Task statement
Wherever "settings" appears in a line of the listing, report that line.

Dataset excerpts
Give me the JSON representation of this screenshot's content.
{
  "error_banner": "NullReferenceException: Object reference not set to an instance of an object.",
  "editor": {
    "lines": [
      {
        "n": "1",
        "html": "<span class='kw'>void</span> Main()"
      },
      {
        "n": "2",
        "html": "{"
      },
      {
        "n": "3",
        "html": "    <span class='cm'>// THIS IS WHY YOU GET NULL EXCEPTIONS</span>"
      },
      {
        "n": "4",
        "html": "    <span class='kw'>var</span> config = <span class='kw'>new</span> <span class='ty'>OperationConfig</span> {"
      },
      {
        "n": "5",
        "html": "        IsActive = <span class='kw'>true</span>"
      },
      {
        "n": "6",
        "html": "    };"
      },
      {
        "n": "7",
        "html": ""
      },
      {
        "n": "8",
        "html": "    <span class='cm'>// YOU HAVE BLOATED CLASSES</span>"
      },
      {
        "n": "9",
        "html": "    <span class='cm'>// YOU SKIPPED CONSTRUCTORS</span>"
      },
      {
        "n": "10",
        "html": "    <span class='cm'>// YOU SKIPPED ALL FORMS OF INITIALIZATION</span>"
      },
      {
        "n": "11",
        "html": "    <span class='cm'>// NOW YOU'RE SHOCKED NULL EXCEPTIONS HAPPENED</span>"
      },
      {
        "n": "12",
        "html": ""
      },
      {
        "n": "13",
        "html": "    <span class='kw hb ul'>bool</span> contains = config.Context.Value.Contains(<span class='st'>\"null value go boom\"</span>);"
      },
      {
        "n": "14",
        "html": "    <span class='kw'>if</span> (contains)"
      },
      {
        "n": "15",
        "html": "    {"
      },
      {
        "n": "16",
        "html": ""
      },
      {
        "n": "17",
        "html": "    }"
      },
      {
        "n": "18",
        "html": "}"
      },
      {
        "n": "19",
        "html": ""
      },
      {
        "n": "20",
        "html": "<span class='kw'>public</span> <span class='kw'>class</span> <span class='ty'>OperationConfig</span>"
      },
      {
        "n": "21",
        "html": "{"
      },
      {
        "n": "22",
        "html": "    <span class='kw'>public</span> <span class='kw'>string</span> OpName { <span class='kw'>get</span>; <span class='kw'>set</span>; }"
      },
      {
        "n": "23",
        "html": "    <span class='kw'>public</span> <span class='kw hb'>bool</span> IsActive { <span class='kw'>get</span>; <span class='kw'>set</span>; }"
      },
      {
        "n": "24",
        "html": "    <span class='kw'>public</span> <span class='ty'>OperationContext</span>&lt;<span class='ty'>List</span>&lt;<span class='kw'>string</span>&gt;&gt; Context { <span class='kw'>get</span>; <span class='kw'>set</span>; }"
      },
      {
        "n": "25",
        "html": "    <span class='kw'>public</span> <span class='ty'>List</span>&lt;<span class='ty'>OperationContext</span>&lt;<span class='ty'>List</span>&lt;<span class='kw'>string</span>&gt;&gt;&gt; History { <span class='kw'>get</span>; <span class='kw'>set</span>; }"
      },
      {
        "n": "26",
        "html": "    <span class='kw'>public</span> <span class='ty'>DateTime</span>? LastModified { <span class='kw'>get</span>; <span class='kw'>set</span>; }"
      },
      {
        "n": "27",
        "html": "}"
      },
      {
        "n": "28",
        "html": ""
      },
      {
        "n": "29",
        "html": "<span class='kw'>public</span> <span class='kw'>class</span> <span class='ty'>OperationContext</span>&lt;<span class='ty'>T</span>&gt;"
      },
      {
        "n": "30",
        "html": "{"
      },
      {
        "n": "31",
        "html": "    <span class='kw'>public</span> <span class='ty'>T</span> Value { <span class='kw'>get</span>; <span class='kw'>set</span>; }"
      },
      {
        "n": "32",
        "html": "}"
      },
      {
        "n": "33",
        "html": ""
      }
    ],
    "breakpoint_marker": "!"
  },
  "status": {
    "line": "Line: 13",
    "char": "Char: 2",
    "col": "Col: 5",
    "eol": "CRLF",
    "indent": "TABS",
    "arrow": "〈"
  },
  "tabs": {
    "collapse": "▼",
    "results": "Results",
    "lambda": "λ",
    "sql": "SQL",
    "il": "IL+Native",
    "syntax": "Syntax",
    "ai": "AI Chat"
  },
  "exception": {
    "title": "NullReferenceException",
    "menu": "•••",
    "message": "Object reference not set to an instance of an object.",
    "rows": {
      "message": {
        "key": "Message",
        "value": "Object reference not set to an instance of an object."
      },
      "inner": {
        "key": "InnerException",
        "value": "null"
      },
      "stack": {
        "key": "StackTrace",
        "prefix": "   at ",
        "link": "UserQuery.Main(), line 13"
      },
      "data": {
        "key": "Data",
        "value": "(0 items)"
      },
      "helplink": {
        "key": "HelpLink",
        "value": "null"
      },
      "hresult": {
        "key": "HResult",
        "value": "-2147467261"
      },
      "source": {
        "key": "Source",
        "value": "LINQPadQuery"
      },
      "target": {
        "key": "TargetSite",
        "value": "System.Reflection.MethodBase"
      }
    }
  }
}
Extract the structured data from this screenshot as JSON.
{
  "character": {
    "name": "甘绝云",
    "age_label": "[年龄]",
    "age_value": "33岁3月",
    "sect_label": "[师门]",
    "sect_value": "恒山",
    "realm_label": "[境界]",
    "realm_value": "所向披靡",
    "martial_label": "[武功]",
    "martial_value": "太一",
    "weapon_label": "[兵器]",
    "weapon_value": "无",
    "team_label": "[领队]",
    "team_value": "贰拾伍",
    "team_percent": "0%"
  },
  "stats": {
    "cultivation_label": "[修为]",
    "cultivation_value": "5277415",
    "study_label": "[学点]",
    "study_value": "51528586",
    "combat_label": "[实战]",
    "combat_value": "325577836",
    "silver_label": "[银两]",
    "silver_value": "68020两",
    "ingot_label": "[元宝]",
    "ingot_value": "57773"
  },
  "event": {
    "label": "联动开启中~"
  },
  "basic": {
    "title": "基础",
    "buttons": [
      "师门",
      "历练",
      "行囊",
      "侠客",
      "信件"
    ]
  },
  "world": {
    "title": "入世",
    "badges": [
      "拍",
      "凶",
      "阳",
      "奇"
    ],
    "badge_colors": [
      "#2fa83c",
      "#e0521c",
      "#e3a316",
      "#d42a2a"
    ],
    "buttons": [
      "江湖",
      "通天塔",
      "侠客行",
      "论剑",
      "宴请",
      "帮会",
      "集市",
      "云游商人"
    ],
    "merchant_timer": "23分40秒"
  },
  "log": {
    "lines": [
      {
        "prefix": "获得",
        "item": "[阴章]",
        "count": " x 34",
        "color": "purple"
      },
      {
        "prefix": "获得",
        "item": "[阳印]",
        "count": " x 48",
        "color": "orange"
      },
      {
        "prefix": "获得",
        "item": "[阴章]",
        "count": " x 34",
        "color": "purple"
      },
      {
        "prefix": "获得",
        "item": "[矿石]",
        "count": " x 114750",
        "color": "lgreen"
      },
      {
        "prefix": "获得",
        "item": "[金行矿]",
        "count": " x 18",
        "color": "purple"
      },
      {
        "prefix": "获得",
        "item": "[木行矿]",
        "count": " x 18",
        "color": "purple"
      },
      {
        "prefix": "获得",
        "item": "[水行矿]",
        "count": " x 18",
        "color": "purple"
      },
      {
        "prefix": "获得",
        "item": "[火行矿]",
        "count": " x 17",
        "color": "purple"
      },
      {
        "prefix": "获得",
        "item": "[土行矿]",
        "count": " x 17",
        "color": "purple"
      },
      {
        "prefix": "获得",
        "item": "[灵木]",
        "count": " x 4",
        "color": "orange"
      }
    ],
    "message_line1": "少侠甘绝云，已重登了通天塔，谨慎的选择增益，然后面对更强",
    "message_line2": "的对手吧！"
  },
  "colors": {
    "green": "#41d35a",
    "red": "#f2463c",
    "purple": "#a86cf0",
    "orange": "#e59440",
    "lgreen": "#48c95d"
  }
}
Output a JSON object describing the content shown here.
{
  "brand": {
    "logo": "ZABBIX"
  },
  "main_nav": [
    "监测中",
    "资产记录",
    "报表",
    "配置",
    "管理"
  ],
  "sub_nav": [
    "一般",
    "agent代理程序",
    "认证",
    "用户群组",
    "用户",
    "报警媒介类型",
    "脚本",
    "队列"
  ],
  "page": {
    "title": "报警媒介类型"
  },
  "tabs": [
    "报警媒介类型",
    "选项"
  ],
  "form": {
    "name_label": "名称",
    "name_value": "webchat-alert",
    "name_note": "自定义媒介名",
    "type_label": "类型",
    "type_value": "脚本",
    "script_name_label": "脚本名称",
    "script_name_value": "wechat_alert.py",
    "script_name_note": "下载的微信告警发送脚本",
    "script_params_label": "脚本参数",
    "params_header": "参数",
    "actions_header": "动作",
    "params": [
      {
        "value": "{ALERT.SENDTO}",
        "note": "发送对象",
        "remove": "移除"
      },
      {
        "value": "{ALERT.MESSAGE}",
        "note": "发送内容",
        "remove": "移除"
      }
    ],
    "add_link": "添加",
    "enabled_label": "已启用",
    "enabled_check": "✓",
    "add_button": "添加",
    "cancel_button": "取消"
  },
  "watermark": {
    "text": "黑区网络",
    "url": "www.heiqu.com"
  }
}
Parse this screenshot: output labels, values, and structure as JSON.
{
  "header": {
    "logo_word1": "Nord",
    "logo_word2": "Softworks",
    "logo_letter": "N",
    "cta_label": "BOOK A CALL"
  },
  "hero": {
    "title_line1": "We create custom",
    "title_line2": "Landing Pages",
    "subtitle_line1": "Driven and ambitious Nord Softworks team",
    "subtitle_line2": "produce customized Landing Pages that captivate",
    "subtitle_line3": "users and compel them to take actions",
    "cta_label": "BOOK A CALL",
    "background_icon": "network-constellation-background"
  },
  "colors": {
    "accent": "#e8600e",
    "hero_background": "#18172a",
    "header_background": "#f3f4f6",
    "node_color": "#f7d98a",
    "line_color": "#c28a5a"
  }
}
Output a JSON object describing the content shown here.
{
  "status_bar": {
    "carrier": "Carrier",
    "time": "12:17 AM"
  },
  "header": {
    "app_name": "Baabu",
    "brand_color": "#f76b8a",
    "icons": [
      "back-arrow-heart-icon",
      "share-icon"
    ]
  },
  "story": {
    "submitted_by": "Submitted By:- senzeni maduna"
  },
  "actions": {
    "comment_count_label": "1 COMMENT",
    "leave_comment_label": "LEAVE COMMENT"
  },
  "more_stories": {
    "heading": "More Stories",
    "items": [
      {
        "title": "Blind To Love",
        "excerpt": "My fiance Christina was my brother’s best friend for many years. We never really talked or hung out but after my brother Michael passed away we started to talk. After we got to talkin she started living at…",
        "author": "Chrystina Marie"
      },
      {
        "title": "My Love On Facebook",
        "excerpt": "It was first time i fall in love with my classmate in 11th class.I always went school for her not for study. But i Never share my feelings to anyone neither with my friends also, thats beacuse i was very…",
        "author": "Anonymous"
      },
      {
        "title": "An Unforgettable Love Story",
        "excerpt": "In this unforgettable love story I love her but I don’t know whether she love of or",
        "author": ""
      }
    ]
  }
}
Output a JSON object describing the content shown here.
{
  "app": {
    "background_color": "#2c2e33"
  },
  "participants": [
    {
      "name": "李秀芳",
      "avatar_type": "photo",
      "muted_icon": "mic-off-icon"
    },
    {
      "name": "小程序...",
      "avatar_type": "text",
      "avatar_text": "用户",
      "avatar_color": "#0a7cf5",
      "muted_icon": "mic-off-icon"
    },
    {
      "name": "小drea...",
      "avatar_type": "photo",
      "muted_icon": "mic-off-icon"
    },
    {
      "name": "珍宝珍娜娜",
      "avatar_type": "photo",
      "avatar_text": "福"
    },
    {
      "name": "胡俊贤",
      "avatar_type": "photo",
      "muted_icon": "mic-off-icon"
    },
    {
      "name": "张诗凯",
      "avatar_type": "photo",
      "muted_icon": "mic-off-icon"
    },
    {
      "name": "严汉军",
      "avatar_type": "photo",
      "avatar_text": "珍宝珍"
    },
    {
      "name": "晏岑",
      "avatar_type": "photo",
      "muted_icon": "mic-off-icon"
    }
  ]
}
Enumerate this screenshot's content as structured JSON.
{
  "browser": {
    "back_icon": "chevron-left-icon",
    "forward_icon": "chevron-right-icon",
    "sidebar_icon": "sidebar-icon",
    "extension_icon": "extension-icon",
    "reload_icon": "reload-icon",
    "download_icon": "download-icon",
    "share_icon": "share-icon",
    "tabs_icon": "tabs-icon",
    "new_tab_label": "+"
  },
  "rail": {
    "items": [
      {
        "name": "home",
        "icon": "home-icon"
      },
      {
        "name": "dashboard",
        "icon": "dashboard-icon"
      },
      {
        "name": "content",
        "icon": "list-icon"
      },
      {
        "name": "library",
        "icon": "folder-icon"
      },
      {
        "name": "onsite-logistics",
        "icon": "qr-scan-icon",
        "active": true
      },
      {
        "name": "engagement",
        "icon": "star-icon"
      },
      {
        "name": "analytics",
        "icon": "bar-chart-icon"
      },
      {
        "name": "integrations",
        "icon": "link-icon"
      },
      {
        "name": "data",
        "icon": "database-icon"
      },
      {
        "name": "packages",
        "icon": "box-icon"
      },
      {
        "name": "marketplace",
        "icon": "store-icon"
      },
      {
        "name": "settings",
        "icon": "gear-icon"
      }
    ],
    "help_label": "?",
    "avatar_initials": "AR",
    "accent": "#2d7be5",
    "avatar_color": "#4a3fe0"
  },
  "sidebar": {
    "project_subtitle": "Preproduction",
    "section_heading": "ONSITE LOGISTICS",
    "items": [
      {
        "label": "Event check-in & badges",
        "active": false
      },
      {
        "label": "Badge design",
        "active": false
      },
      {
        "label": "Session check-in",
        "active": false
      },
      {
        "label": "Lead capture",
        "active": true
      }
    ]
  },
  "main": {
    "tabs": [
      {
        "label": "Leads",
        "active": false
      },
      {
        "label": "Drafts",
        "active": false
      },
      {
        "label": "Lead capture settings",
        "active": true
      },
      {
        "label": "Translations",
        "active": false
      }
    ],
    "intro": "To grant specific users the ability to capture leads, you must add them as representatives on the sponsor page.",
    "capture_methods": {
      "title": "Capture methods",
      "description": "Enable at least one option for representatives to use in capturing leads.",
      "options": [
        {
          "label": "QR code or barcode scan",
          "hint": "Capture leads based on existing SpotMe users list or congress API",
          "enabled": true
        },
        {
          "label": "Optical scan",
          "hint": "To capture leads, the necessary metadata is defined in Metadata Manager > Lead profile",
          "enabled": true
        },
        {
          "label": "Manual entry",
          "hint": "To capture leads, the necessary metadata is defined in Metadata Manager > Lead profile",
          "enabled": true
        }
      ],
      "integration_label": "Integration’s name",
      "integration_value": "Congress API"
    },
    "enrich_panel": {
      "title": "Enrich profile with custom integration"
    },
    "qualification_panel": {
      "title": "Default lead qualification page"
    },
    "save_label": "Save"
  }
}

Written answer
        "name": "settings",
        "label": "Lead capture settings",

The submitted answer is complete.